The rule of thumb we used at the lender I worked for was that the 1099 should go to the borrower, not the guarantors. What that means is if you have a legal entity that owns your business and has losses, then, potentially, any forgiveness could offset those losses. It gets confusing, because in most cases when an OIC is approved, a personal guarantor is released, but the debt forgiveness typically doesn't extend to the business itself. In other words, if that business had $1 million dollars in a bank account, then, legally, the SBA could pursue it for those funds even if you settle your personal guarantee.

What is the likelihood of being approved for a PPP loan forgiveness versus a 7(a) loan?

As I understand it, as long as you prove that the PPP funds for the designated purpose, you don't have to prove any level of financial hardship in order to have it forgiven. In that respect, it should be easier to have your PPP loan forgiven compared to your typical 7(a) loan.

In contrast, an OIC for a 7(a) requires approval by both the bank and the SBA, and those decisions are fairly subjective because the reviewer of the OIC needs to determine if the borrower has experienced significant enough financial hardship that renders them unable to pay, and also that the lender and the SBA have no better means of collection. In other words, they need to compare what you're offering to what their alternatives are. Typically, those alternatives include suing you and going after either your income or your assets. For those reasons, it's far more likely that your SBA OIC would be rejected, while PPP loan forgiveness should be easier to achieve.

Will there be a forgiveness process similar to an OIC for EIDL loans?

This is a good question. And I don't fully know the answer at this point. What I do know is that historically, disaster loans are serviced in different offices than 7(a) loans, and disaster loans in my experience are very difficult to settle. Assuming that these EIDL loans are going to be serviced in disaster loan servicing centers, it's my guess that there will be an OIC process for EIDL loans, but that it may be far harder to settle than a 7(a) loan.

Image Credit: fizkes / Getty Images
Jason Milleisen
Jason Milleisen Member
After a decade as a commercial underwriter and lender, Jason Milleisen founder Distressed Loan Advisors. Since 2009, DLA has helped hundreds of small business owners through the SBA Offer in Compromise process, resulting in over $50 Million saved.

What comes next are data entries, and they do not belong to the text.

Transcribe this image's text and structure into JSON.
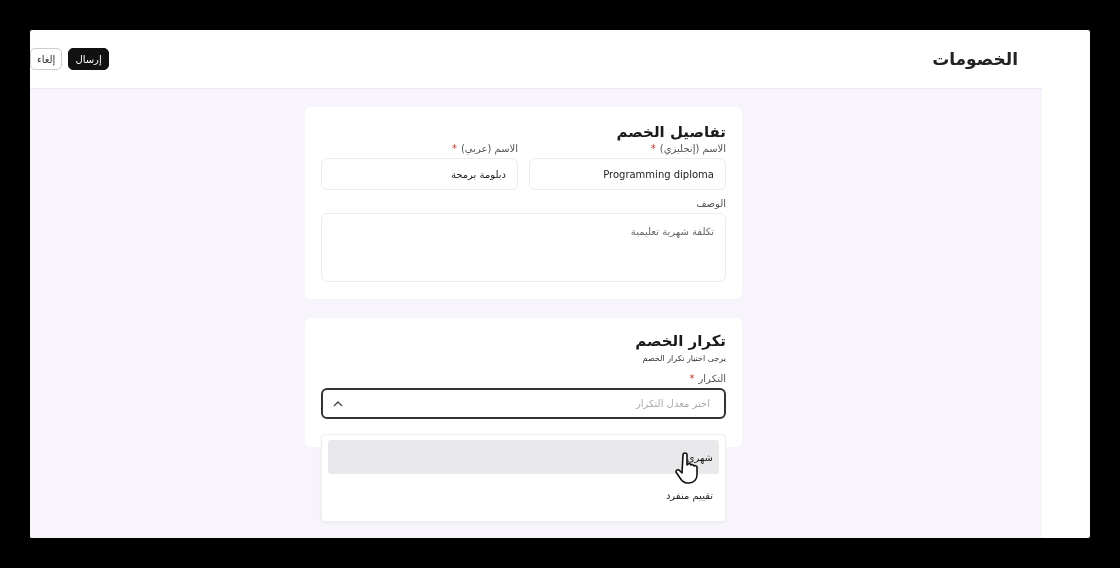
{
  "header": {
    "title": "الخصومات",
    "buttons": [
      {
        "label": "إرسال",
        "kind": "primary"
      },
      {
        "label": "إلغاء",
        "kind": "secondary"
      }
    ]
  },
  "details_card": {
    "title": "تفاصيل الخصم",
    "fields": [
      {
        "label": "الاسم (إنجليزي)",
        "required_mark": "*",
        "value": "Programming diploma"
      },
      {
        "label": "الاسم (عربي)",
        "required_mark": "*",
        "value": "دبلومة برمجة"
      }
    ],
    "description": {
      "label": "الوصف",
      "value": "تكلفة شهرية تعليمية"
    }
  },
  "recurrence_card": {
    "title": "تكرار الخصم",
    "subtitle": "يرجى اختيار تكرار الخصم",
    "field": {
      "label": "التكرار",
      "required_mark": "*",
      "placeholder": "اختر معدل التكرار",
      "expanded": true
    },
    "options": [
      {
        "label": "شهري",
        "hovered": true
      },
      {
        "label": "تقييم منفرد",
        "hovered": false
      }
    ]
  }
}
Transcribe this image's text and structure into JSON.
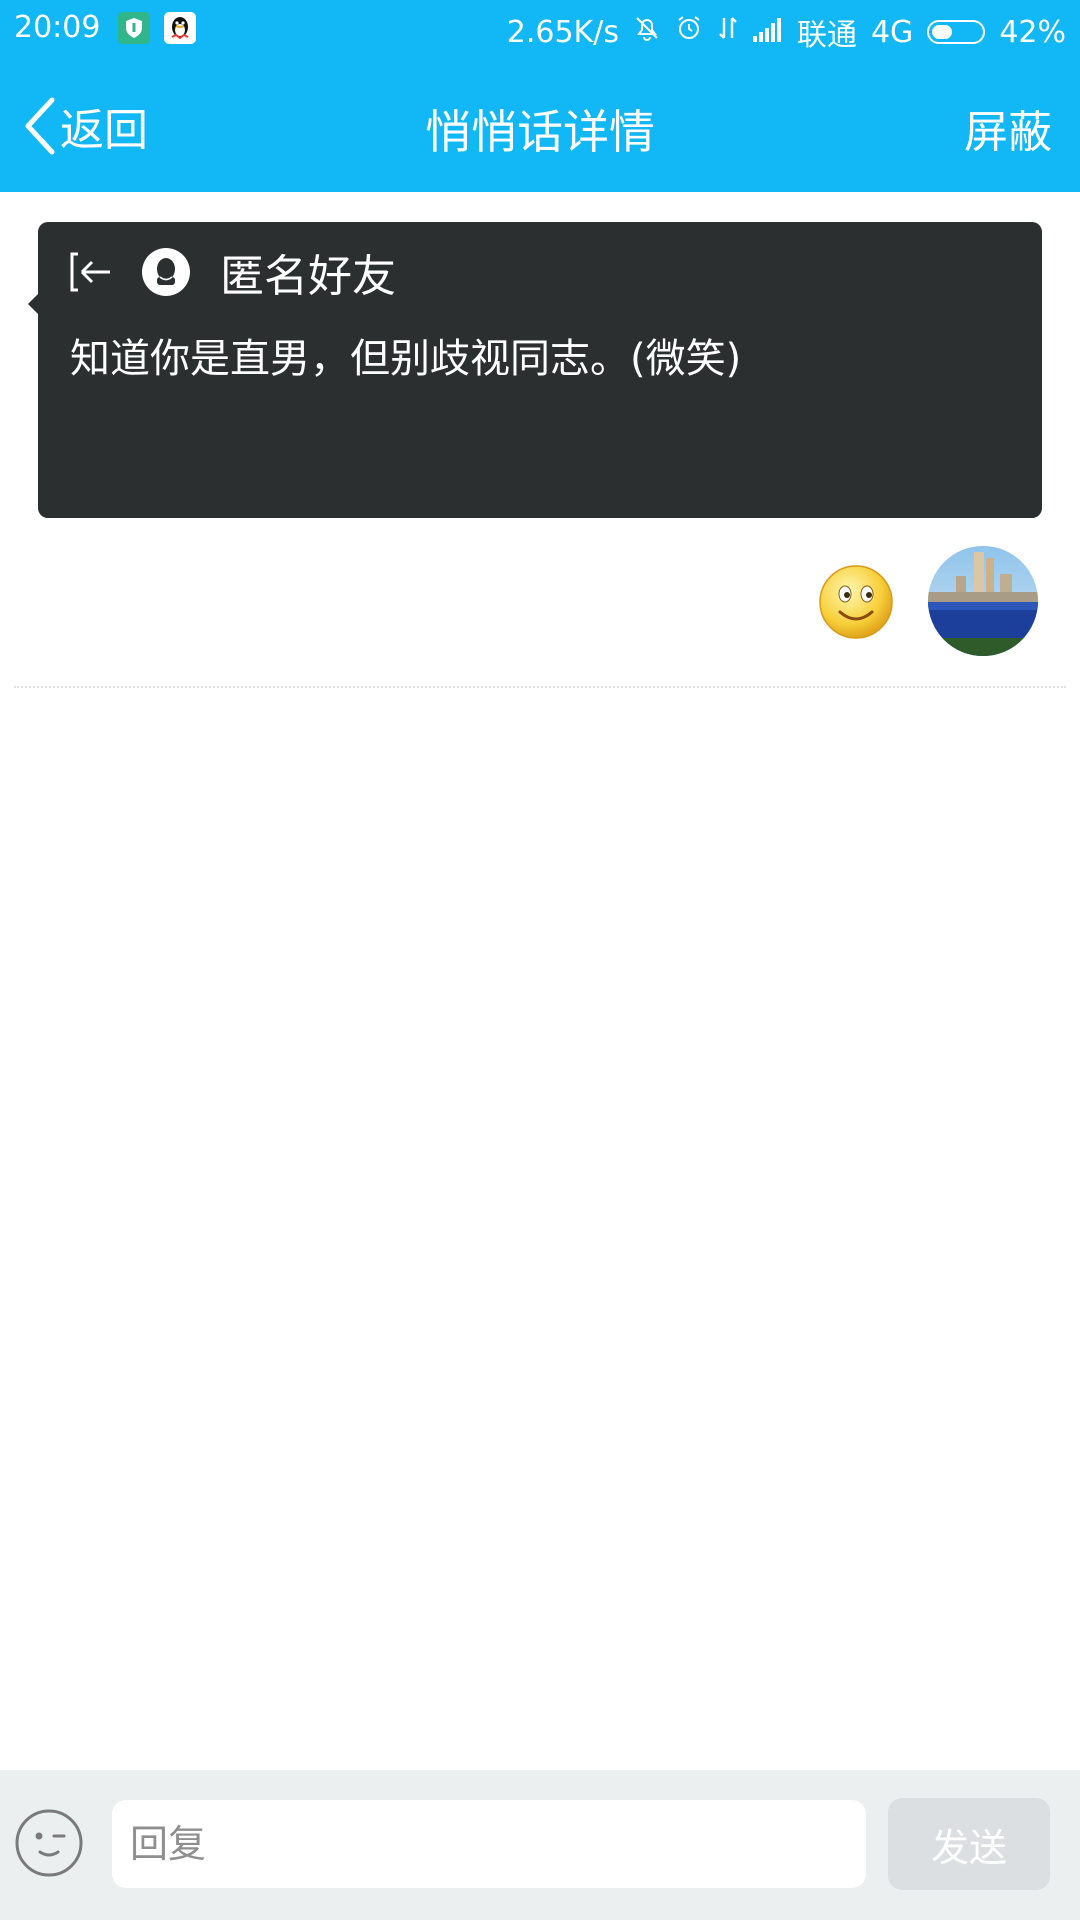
{
  "status_bar": {
    "time": "20:09",
    "net_speed": "2.65K/s",
    "carrier": "联通",
    "network": "4G",
    "battery": "42%",
    "battery_level": 0.42
  },
  "nav": {
    "back_label": "返回",
    "title": "悄悄话详情",
    "action_label": "屏蔽"
  },
  "message_card": {
    "sender": "匿名好友",
    "text": "知道你是直男，但别歧视同志。(微笑)"
  },
  "reply_bar": {
    "input_placeholder": "回复",
    "send_label": "发送"
  },
  "colors": {
    "header": "#12b7f5",
    "card": "#2b2f30",
    "bottom_bar": "#eceff0"
  }
}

Jason is a former workout officer for the largest SBA lender in the US, where he oversaw a $400 Million portfolio of delinquent SBA loans.